A bank with lots of these kinds of assets may eventually be forced to use capital to absorb losses, decreasing its cushion of equity. It also means that there are likely to be many assets that are in non-accrual status and no longer earning money, reducing earnings and elevating the chances of a future failure.

On Bankrate's test of asset quality, Intracoastal Bank scored 40 out of a possible 40 points, better than the national average of 37.49 points.

The percentage of problem assets a bank holds compared to its total assets is a helpful indicator of asset quality.As of December 31, 2017, none of Intracoastal Bank's loans were noncurrent -- in other words, they were more than 90 days past due or were in non-accrual status. That's below the national average of 1.01 percent.

Banks maintain a reserve known as an "allowance for loan and lease losses" to deal with troubled assets . How large that reserve is can be a useful indicator when evaluating a bank's ability to manage troubled assets, especially when compared to the total amount of problematic loans. Unfortunately, the FDIC did not provide information on Intracoastal Bank's loan loss allowance in its most recent filings.

Earnings score

A bank's profitability has an effect on its safety and soundness. Earnings may be retained by the bank, expanding its capital cushion, or be used to address problematic loans, potentially making the bank better prepared to withstand economic trouble. However, banks that are losing money are less able to do those things.

Intracoastal Bank scored 28 out of a possible 30 on Bankrate's test of earnings, beating out the national average of 15.12.

Return on equity, calculated by dividing net income (profit, basically) by the total amount of equity, is one important way to measure a bank's earnings. Intracoastal Bank's most recent annualized quarterly return on equity was 19.20 percent, above the national average of 8.10 percent.

For the twelve months ended December 31, 2017, the bank recorded net income of $5.1 million on total equity of $27.9 million. The bank had an annualized return on average assets, or ROA, of 1.69 percent, above the 1 percent deemed satisfactory in accordance with industry standards, and above the average for U.S. banks of 1.00 percent.

WHAT IS SAFE & SOUND?

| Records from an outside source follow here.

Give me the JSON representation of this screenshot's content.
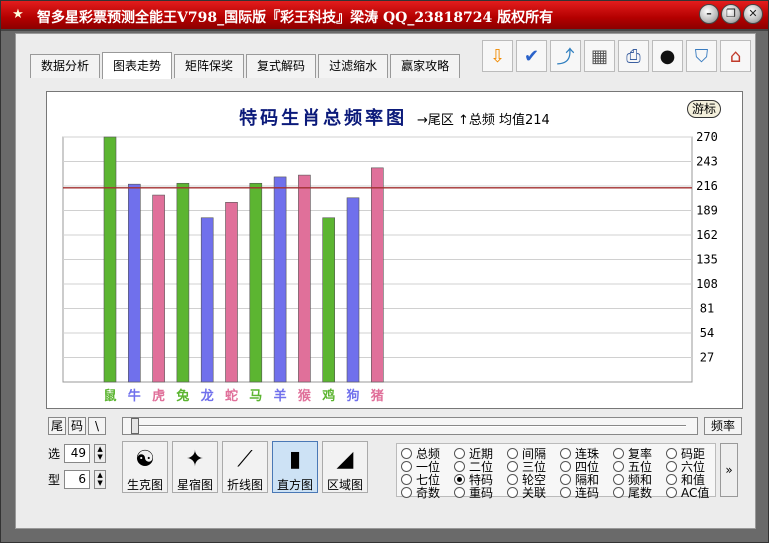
{
  "window": {
    "title": "智多星彩票预测全能王V798_国际版『彩王科技』梁涛 QQ_23818724 版权所有",
    "app_icon_glyph": "★"
  },
  "window_buttons": [
    {
      "name": "minimize-button",
      "glyph": "–"
    },
    {
      "name": "restore-button",
      "glyph": "❐"
    },
    {
      "name": "close-button",
      "glyph": "✕"
    }
  ],
  "tabs": [
    {
      "label": "数据分析",
      "active": false
    },
    {
      "label": "图表走势",
      "active": true
    },
    {
      "label": "矩阵保奖",
      "active": false
    },
    {
      "label": "复式解码",
      "active": false
    },
    {
      "label": "过滤缩水",
      "active": false
    },
    {
      "label": "赢家攻略",
      "active": false
    }
  ],
  "toolbar": [
    {
      "name": "download-arrow-icon",
      "glyph": "⇩",
      "color": "#f08a00"
    },
    {
      "name": "spellcheck-icon",
      "glyph": "✔",
      "color": "#2a62c9"
    },
    {
      "name": "export-icon",
      "glyph": "⤴",
      "color": "#2f7fbf"
    },
    {
      "name": "calculator-icon",
      "glyph": "▦",
      "color": "#555555"
    },
    {
      "name": "printer-icon",
      "glyph": "⎙",
      "color": "#3a5fa0"
    },
    {
      "name": "qq-penguin-icon",
      "glyph": "●",
      "color": "#111111"
    },
    {
      "name": "basket-icon",
      "glyph": "⛉",
      "color": "#3a7cc0"
    },
    {
      "name": "home-icon",
      "glyph": "⌂",
      "color": "#c03a2a"
    }
  ],
  "chart_header": {
    "title": "特码生肖总频率图",
    "subtitle": "→尾区  ↑总频  均值214",
    "game_button": "游标"
  },
  "chart_data": {
    "type": "bar",
    "categories": [
      "鼠",
      "牛",
      "虎",
      "兔",
      "龙",
      "蛇",
      "马",
      "羊",
      "猴",
      "鸡",
      "狗",
      "猪"
    ],
    "values": [
      270,
      218,
      206,
      219,
      181,
      198,
      219,
      226,
      228,
      181,
      203,
      236
    ],
    "colors": [
      "#5cb531",
      "#7070ec",
      "#e0709a",
      "#5cb531",
      "#7070ec",
      "#e0709a",
      "#5cb531",
      "#7070ec",
      "#e0709a",
      "#5cb531",
      "#7070ec",
      "#e0709a"
    ],
    "average": 214,
    "y_ticks": [
      27,
      54,
      81,
      108,
      135,
      162,
      189,
      216,
      243,
      270
    ],
    "ylim": [
      0,
      270
    ],
    "grid": true,
    "average_line_color": "#a33030"
  },
  "slider_row": {
    "btn_tail": "尾",
    "btn_code": "码",
    "btn_slash": "\\",
    "btn_freq": "频率"
  },
  "spinners": {
    "select_label": "选",
    "select_value": "49",
    "type_label": "型",
    "type_value": "6"
  },
  "view_buttons": [
    {
      "label": "生克图",
      "glyph": "☯",
      "active": false
    },
    {
      "label": "星宿图",
      "glyph": "✦",
      "active": false
    },
    {
      "label": "折线图",
      "glyph": "⟋",
      "active": false
    },
    {
      "label": "直方图",
      "glyph": "▮",
      "active": true
    },
    {
      "label": "区域图",
      "glyph": "◢",
      "active": false
    }
  ],
  "radio_options": [
    [
      "总频",
      "近期",
      "间隔",
      "连珠",
      "复率",
      "码距"
    ],
    [
      "一位",
      "二位",
      "三位",
      "四位",
      "五位",
      "六位"
    ],
    [
      "七位",
      "特码",
      "轮空",
      "隔和",
      "频和",
      "和值"
    ],
    [
      "奇数",
      "重码",
      "关联",
      "连码",
      "尾数",
      "AC值"
    ]
  ],
  "radio_selected": "特码",
  "more_button": "»"
}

Bankrate.com's Safe & Sound Ratings provide a star rating system to evaluate the current financial status of financial institutions. The information gathered about banks, credit unions and thrifts is updated as set forth in the Terms of Use of Safe & Sound Ratings and Reports. The Safe & Sound Ratings information is grouped by categories of banks, thrifts and credit unions.

Scoring methodology

Bankrate.com evaluates the financial condition of institutions and assigns a one- to five-star rating for each with five stars representing the highest rating. Institutions with satisfactory performance will generally receive a rating of three or more stars. The majority of institutions fall into the three- to four-star range. An institution with an "NR" rating may be too new to rate or may have limited the publicly available information in their regulatory filings. The "NR" is not an indication of financial strength or weakness. The Safe & Sound rating is believed to be reliable, but the information is not guaranteed. In addition, events since the information was collected may have altered the institution's financial condition.